Taki said people were not only asking for the Citizen’s Guide but also The Property Regime under the Annan Plan, a second booklet, which focuses purely on how the property rights of Turkish and Greek Cypriots will be dealt with if the plan is implemented. Taki said 8,000 copies had already been distributed and a second print run was also in the offing if PRIO could secure further funding.

Mete Hatay, one of the two Turkish Cypriots involved in the project, told the Cyprus Mail: “Demand for the book has been very high. The first 10,000 went out straight away, and people are always asking for more.”
Hatay denies the guide is campaigning for the Plan. “What we are providing here is not an advertising service, but an information service. What we wanted was that if a referendum happens people know what they are voting for,” Hatay said, adding that leaving people to wade though 150-odd pages of legalese would have been neither fair nor desirable.

The Citizen’s Guide reduces the Plan to just 48 pages, with each page tackling a different issue, and is boldly illustrated with maps and diagrams.
Hatay added there had been immense interest in the publication from Turkish Cypriot NGOs and in the Turkish and Turkish Cypriot media.

“The Plan is discussed in the media on a daily basis, and Dr Ayla Gurel [the other Turkish Cypriot involved in the project] and myself have appeared on mainstream Turkish television several times to talk about the book.

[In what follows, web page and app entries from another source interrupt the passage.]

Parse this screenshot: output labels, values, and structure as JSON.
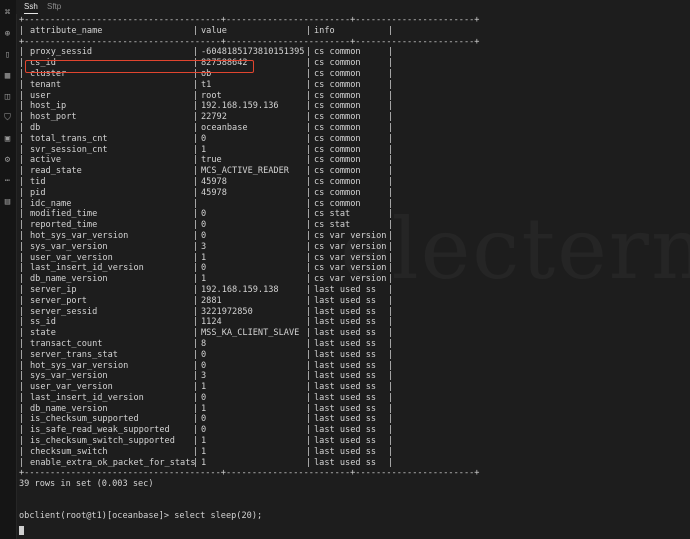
{
  "tabs": {
    "ssh": "Ssh",
    "sftp": "Sftp"
  },
  "sidebar": {
    "icons": [
      "terminal-icon",
      "add-icon",
      "file-icon",
      "table-icon",
      "database-icon",
      "shield-icon",
      "image-icon",
      "gear-icon",
      "more-icon",
      "chart-icon"
    ]
  },
  "table": {
    "border_line": "+--------------------------------------+------------------------+-----------------------+",
    "headers": [
      "attribute_name",
      "value",
      "info"
    ],
    "rows": [
      [
        "proxy_sessid",
        "-6048185173810151395",
        "cs common"
      ],
      [
        "cs_id",
        "827588642",
        "cs common"
      ],
      [
        "cluster",
        "ob",
        "cs common"
      ],
      [
        "tenant",
        "t1",
        "cs common"
      ],
      [
        "user",
        "root",
        "cs common"
      ],
      [
        "host_ip",
        "192.168.159.136",
        "cs common"
      ],
      [
        "host_port",
        "22792",
        "cs common"
      ],
      [
        "db",
        "oceanbase",
        "cs common"
      ],
      [
        "total_trans_cnt",
        "0",
        "cs common"
      ],
      [
        "svr_session_cnt",
        "1",
        "cs common"
      ],
      [
        "active",
        "true",
        "cs common"
      ],
      [
        "read_state",
        "MCS_ACTIVE_READER",
        "cs common"
      ],
      [
        "tid",
        "45978",
        "cs common"
      ],
      [
        "pid",
        "45978",
        "cs common"
      ],
      [
        "idc_name",
        "",
        "cs common"
      ],
      [
        "modified_time",
        "0",
        "cs stat"
      ],
      [
        "reported_time",
        "0",
        "cs stat"
      ],
      [
        "hot_sys_var_version",
        "0",
        "cs var version"
      ],
      [
        "sys_var_version",
        "3",
        "cs var version"
      ],
      [
        "user_var_version",
        "1",
        "cs var version"
      ],
      [
        "last_insert_id_version",
        "0",
        "cs var version"
      ],
      [
        "db_name_version",
        "1",
        "cs var version"
      ],
      [
        "server_ip",
        "192.168.159.138",
        "last used ss"
      ],
      [
        "server_port",
        "2881",
        "last used ss"
      ],
      [
        "server_sessid",
        "3221972850",
        "last used ss"
      ],
      [
        "ss_id",
        "1124",
        "last used ss"
      ],
      [
        "state",
        "MSS_KA_CLIENT_SLAVE",
        "last used ss"
      ],
      [
        "transact_count",
        "8",
        "last used ss"
      ],
      [
        "server_trans_stat",
        "0",
        "last used ss"
      ],
      [
        "hot_sys_var_version",
        "0",
        "last used ss"
      ],
      [
        "sys_var_version",
        "3",
        "last used ss"
      ],
      [
        "user_var_version",
        "1",
        "last used ss"
      ],
      [
        "last_insert_id_version",
        "0",
        "last used ss"
      ],
      [
        "db_name_version",
        "1",
        "last used ss"
      ],
      [
        "is_checksum_supported",
        "0",
        "last used ss"
      ],
      [
        "is_safe_read_weak_supported",
        "0",
        "last used ss"
      ],
      [
        "is_checksum_switch_supported",
        "1",
        "last used ss"
      ],
      [
        "checksum_switch",
        "1",
        "last used ss"
      ],
      [
        "enable_extra_ok_packet_for_stats",
        "1",
        "last used ss"
      ]
    ]
  },
  "result_line": "39 rows in set (0.003 sec)",
  "prompt": "obclient(root@t1)[oceanbase]>",
  "command": "select sleep(20);",
  "watermark": "electern",
  "colors": {
    "highlight": "#e0452f",
    "background": "#1d1d1d"
  }
}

We have also held numerous meetings with NGOs to explain what the book is about.”
Hatay added that the book on property was backed by an interactive website (cyprusdecides.org) that helps citizens understand how they will personally be affected by the Plan’s implementation.

“The site asks questions like, ‘Do you live in a house belonging to someone living in the other component state’. If you answer ‘yes’ you go on to the next question. At the end you should know where you stand,” Hatay explained.

The book and the website site are in Greek, Turkish and English.
Taki said that apart from the interest in the booklets, the PRIO offices had been flooded with phone calls on specific problems as well as requests for PRIO to organise presentations on the plan.

“Since the New York meeting, we have been doing this almost every day,” Taki said, adding their problem now was staffing and finding people who were well informed on the Annan plan but have not taken an active position on it.

“It’s important to us to be able to convey that we are not trying to persuade in favour or against but simply objectively to inform, and people seem to have taken that for granted.

“It’s not only lawyers that can deliver information on the Annan plan. The plan is actually quite understandable by people who have some expertise on the Cyprus problem,” she said.

It’s not only PRIO that is likely to be very busy for the next month as a possible solution draws closer. Many Greek Cypriots have turned to those who were involved in the Cyprus negotiations in the past.

Former government spokesman Michalis Papapetrou said he had received numerous calls. He said his party, the United Democrats, would announce a campaign to inform the public on the Annan plan in the next few days; this would include a help line at the party’s offices between 5pm and 7pm, where people could call up and ask questions.

“People who know the (Annan) plan, including myself, will be at the party to receive calls from people who want to put their questions,” Papapetrou said, adding that the party might organise talks and perhaps issue a booklet with questions and answers.

Former Attorney-general Alecos Markides, who was involved in the previous negotiations on the Annan plan, is also in demand.

He said he may launch a series of speeches dealing with aspects of the plan that people could easily understand, but at the moment was busy giving lectures on the plan at various places and appearing on television current affairs programmes.

Government Spokesman Kypros Chrysostomides said the government would decide in the next few days how to handle the public interest in the Annan plan.

“In any event we shall prepare copies of the plan,” he said. “However, it’s not the final version.”"